Steep Canyon Rangers fill the Hollywood Bowl with bluegrass over the next three evenings. (Jacob Blickenstaff)
To a lot of folks in the mainstream, bluegrass is not a genre that is often thought about. It is stereotypically associated with bearded men in the mountains who can play the banjo while singing in a twang unknown to us in SoCal. If you were to look at the musicians today who are coming out of the bluegrass scene, not only would you be confused by the lack of stereotypical mountain men in overalls, but you would also be intrigued by the coolness that is coming off of them. Bluegrass is having a hip resurgence with Steve Martin, Steep Canyon Rangers and Edie Brickell at the helm.
Hailing from North Carolina, the Steep Canyon Rangers offer traditional yet modern bluegrass. Their music explores the time-honored themes of day-to-day life, from the home/log cabin you live in to love and relationships.

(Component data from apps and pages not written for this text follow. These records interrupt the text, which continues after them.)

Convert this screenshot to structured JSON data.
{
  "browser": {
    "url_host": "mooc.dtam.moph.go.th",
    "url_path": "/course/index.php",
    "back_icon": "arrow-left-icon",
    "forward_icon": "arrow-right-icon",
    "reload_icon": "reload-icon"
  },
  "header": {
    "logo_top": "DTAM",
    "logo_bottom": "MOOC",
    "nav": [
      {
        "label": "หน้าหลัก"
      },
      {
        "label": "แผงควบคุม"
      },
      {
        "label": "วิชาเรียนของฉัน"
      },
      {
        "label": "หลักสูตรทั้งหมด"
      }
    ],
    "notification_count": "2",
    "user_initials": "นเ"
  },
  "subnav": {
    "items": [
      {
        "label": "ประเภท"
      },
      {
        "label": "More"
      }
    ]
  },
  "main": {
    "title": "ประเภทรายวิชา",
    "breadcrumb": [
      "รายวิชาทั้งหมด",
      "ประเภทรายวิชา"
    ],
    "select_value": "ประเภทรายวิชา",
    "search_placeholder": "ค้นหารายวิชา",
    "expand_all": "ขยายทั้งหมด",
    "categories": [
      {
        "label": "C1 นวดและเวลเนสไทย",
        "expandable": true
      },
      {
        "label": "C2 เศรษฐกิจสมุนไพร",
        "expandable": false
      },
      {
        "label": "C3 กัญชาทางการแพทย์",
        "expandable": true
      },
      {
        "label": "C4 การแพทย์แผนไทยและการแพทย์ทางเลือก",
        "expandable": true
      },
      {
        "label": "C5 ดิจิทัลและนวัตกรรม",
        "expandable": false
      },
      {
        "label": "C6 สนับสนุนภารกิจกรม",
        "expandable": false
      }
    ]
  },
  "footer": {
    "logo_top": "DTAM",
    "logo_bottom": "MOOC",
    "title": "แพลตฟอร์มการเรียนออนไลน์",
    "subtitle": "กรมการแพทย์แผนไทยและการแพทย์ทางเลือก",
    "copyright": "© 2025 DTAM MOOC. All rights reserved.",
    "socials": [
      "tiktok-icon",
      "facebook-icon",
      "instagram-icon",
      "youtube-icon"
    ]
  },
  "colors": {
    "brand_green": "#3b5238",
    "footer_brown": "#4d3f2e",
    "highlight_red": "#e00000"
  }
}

Over the next three nights, Martin is joining them to add his banjo playing to the mix for special Fourth of July celebration shows, complete with fireworks, at the Hollywood Bowl. After meeting each other in 2009 after a taping of “A Prairie Home Companion,” Martin and Steep Canyon Rangers embarked on a two-month U.S. tour together.
This current tour, however, features one more addition, Brickell (previously known as the frontwoman of the New Bohemians). She and Martin released an album together, Love Has Come For You, in April of 2013.
Bluegrass fans, or “grassholes” as the are affectionately known, are going to be pleasantly surprised by the Los Angeles Philharmonic backing the artists. Graham Sharp, who provides banjo and lead/harmony vocals to Steep Canyon Rangers, is most definitely awed by the experience.
“You hear all of the parts you are used to hearing being backed by an entire section of French horns or violas. It’s this big wall of music behind you; it’s pretty amazing,” he admits. “It’s a very different experience for us. From being on stage with the six, seven or eight of us, then adding 60 more people … it’s pretty awesome.”
The inclusion of Martin in the bluegrass scene has solidified the ever-growing popularity of the genre. The acting and comedy legend has been a lifetime bluegrass aficionado, who began playing banjo at the age of 17. In 2009, Martin released his first all-music album, The Crow: New Songs for the 5-String Banjo. The effort won a Grammy Award for Best Bluegrass Album. He created the Steve Martin Prize for Excellence in Banjo and Bluegrass, an award established to reward artistry and bring greater visibility to bluegrass performers.
Sharp believes that Martin is not only making himself and the Steep Canyon Rangers more popular, but the genre in general.
“He has introduced a larger audience to bluegrass. We have been a part of [it] and benefitted from being associated with Steve,” he says. “A lot of other bands have also benefitted just from his popularity.”
Martin isn’t the only actor to be vocal about his love of the genre. Ed Helms has put on the Bluegrass Situation Festival, as well as shows at the Largo at the Coronet, which Steep Canyon Rangers have previously played.
The beauty of bluegrass is that it can conjure up a spirit of a different time, while singing to us in lyrics that tell exactly how an audience feels. The atmosphere that is created by the musical genre is purely American. And hey, if Steve Martin digs it, then so should you.
In addition to the July 2, 3 and 4 shows at the Hollywood Bowl with Steve Martin and Edie Brickell, Steep Canyon Rangers headline the Roxy Theatre Aug. 30.
What: Steve Martin and the Steep Canyon Rangers featuring Edie Brickell
Where: Hollywood Bowl, 2301 N. Highland Ave., Los Angeles 90068
When: Wednesday, July 2; Thursday, July 3; Friday, July 4 at 7:30 p.m.
Contact: (323) 850-2000 or Ticketmaster.com